Only the lines from the line holding "Convert this screenshot" through the final line of the entries below are to be returned, exactly as they stand.
__________________________________________________
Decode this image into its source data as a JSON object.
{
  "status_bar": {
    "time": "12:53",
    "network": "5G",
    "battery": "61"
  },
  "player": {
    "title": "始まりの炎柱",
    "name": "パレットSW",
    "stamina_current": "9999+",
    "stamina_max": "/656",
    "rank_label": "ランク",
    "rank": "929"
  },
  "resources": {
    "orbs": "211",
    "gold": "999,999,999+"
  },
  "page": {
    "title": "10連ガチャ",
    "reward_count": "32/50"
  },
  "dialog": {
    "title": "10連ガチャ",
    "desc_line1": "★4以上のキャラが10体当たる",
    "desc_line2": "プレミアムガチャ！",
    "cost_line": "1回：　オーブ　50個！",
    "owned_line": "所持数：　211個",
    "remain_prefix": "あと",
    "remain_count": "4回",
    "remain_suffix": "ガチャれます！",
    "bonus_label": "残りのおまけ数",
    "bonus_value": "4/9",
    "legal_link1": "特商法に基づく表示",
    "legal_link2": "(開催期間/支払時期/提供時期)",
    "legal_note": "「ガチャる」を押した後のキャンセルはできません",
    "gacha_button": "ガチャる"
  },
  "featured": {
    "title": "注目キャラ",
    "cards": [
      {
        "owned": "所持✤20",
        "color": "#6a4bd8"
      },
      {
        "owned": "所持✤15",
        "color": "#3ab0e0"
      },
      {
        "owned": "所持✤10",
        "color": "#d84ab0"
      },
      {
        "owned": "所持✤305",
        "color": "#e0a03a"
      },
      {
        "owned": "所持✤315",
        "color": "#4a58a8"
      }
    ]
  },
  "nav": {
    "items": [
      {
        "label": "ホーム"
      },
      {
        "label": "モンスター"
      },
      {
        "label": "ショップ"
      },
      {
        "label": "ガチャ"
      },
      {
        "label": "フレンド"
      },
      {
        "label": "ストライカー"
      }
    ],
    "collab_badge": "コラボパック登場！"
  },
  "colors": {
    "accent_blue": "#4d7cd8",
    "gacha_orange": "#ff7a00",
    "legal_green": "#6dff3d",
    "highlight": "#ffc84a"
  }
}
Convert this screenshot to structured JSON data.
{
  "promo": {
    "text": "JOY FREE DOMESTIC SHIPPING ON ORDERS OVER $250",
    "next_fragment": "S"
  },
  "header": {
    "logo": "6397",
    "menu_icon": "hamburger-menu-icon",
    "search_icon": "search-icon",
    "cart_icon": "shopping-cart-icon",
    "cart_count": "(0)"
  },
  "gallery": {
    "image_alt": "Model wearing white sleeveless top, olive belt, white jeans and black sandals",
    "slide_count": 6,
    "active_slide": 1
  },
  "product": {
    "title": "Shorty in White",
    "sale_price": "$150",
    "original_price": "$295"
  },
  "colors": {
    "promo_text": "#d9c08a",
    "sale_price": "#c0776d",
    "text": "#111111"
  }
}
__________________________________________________
_THE COMPLETED TASK_
Convert this screenshot to structured JSON data.
{
  "promo": {
    "text": "JOY FREE DOMESTIC SHIPPING ON ORDERS OVER $250",
    "next_fragment": "S"
  },
  "header": {
    "logo": "6397",
    "menu_icon": "hamburger-menu-icon",
    "search_icon": "search-icon",
    "cart_icon": "shopping-cart-icon",
    "cart_count": "(0)"
  },
  "gallery": {
    "image_alt": "Model wearing white sleeveless top, olive belt, white jeans and black sandals",
    "slide_count": 6,
    "active_slide": 1
  },
  "product": {
    "title": "Shorty in White",
    "sale_price": "$150",
    "original_price": "$295"
  },
  "colors": {
    "promo_text": "#d9c08a",
    "sale_price": "#c0776d",
    "text": "#111111"
  }
}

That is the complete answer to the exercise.